You should also do a deep clean every 6 months (if you use it regulaly).

5. Use filtered water

A brita filter filling up the lowerchamber of an Bialetti Moka Express

Using water other than tap water may seem excessive, but when you consider that all coffee drinks are predominantly made of water in terms of volume (over 90%), it feels less absurd.

If you've never tried a blind taste test of filtered and non-filtered tap water, you should give it a try. You may be surprised by the difference in the taste. Using filtered or mineral water will make your coffee taste cleaner, less chemically, and sweeter.

Using filtered water also has the bonus of reduces lime scale build up in your moka pot.

6. Stop the heat immediately after the coffee starts coming out

A moka pot over a blue flame

Once all the water in the lower chamber of the moka pot has been brewed the moka pot will make a gurgling sound. This sound is steam escaping out from the lower chamber — when you hear the gurgling the brew is complete.

Continuing to heat the moka pot after the brew is finished will cause it to overheat. Once there's no more water to boil off — the only thing left to heat is the metal and the coffee waste in the funnel.

Overheating can burn the coffee in the funnel creating a fowl smell which can linger and stain the moka pot, ruining future brews as well. So make sure you stop the heat immediately after hearing the gurgling sound.

Overheating can also warp, stain, and even melt parts of the moka pot! (we have done this several times)

You can take this tip one step further by observing the coffee filling the upper chamber. Then stop the coffee before it the upper chamber is full — just before the gurgle. There will still be enough pressure in the lower chamber to push the rest of the water through.

For the same reason as above. Never reheat cold coffee in the moka pot! You should always transfer the coffee to a pot and reheat it in that.

7. Run the moka pot under cold water immediately after brewing

The final stage of the moka pot brewing process produces an astringent taste.

You can decrease likelihood of these flavours entering the final cup by ending the brewing process.

After taking the moka pot off the heat, walk it carefully to a sink and run cold water over the lower chamber immediately. This will instantly depressurise the lower chamber and stop the brewing process.

Why your moka pot is producing horrible coffee

If your moka pot is producing really horrible coffee, there's one of 3 things going on.

Your grind size is way off

You may be using the wrong size of coffee in your moka pot. If you're using pre-ground coffee make sure it's meant for stove top brewers or has a picture of a moka pot on it!

If you're grinding the coffee yourself, double check your grind size using our grind size tool:

A stainless steel flat burr on a grey background

Coffee grind size chart

Use this tool to find the right grind size for your moka pot

Your coffee is very old

Ground coffee in an open container will get stale really fast. If you're keeping ground coffee make sure it is in a sealed container and use it within a week.

Vacuum packed coffee like Lavazza will last around 6 months unopened before it loses flavour.

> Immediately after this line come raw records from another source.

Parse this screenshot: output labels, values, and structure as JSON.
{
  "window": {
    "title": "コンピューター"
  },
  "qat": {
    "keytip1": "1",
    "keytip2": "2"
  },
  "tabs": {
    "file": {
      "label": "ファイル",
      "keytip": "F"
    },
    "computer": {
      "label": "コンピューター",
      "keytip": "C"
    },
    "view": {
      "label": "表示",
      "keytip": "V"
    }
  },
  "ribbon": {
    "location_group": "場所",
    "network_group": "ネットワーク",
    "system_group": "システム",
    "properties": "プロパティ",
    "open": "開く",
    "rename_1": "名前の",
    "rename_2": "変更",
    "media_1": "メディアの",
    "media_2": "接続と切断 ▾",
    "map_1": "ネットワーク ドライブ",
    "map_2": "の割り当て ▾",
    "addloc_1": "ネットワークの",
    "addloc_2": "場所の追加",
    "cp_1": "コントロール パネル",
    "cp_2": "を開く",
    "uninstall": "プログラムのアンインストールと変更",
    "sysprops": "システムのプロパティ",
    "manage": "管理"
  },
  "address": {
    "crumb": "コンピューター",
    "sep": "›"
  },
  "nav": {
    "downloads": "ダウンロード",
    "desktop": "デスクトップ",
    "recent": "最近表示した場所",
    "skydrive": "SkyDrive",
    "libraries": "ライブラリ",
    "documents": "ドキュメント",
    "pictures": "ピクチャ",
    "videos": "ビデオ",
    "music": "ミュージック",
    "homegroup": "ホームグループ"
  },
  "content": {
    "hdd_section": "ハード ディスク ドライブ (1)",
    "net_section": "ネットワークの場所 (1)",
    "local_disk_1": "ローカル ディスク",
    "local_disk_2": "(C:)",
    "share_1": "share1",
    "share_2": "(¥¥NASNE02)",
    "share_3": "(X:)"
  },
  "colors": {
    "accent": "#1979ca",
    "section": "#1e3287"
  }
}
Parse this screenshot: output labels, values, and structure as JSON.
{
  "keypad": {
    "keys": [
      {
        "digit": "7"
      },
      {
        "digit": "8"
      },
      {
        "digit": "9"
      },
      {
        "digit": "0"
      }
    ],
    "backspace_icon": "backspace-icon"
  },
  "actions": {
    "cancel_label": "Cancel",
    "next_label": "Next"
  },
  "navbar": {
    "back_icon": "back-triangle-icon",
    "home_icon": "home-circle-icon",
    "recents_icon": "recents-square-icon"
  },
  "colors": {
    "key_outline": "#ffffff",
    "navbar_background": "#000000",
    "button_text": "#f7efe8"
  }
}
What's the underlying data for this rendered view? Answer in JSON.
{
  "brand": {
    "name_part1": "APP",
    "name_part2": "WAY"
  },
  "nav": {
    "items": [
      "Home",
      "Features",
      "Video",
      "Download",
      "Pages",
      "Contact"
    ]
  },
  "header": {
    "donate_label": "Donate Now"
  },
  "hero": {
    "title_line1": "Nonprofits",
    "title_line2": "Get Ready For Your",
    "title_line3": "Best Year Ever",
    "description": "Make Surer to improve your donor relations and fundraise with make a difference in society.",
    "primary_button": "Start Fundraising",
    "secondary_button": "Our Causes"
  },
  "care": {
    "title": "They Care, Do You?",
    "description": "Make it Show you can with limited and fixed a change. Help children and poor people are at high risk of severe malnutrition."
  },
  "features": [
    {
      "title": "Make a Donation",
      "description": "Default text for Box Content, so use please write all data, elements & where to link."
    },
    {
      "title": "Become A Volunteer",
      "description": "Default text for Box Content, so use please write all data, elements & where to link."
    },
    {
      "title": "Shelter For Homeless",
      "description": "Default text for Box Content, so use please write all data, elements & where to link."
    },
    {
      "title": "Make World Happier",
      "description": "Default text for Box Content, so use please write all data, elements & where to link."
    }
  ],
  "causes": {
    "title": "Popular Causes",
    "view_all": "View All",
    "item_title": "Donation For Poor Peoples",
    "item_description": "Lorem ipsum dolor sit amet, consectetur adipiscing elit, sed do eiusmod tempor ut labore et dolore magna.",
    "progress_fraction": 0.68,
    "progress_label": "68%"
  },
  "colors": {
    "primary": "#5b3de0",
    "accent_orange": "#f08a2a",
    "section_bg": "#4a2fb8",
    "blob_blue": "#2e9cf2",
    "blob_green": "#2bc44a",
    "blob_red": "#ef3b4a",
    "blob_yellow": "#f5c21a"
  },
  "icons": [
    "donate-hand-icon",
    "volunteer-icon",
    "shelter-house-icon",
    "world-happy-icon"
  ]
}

Your moka pot is broken

For the water to travel through the coffee in the basket, the gasket and funnel have to be perfectly sealed. If your gasket is damaged or worn, or your funnel is even slightly warped (especially in soft aluminium models), the water will bypass the coffee and you'll end up with very watery brew, or the chamber will not fill up all together.

Your moka pot is a bad moka pot

We've tested a lot of moka pots, and unfortunately some models (even popular ones) are just not capable of producing good coffee. Reasons may include the coffee capacity being too small, or the holes in the filter plate are unequal.

Read our reviews of the moka pots we tested to find a potential replacement for when your stovetop coffee maker isn't quite cutting it.

The Best Moka Pot — A Hands on Comparison and Review

Check out our comparison review here.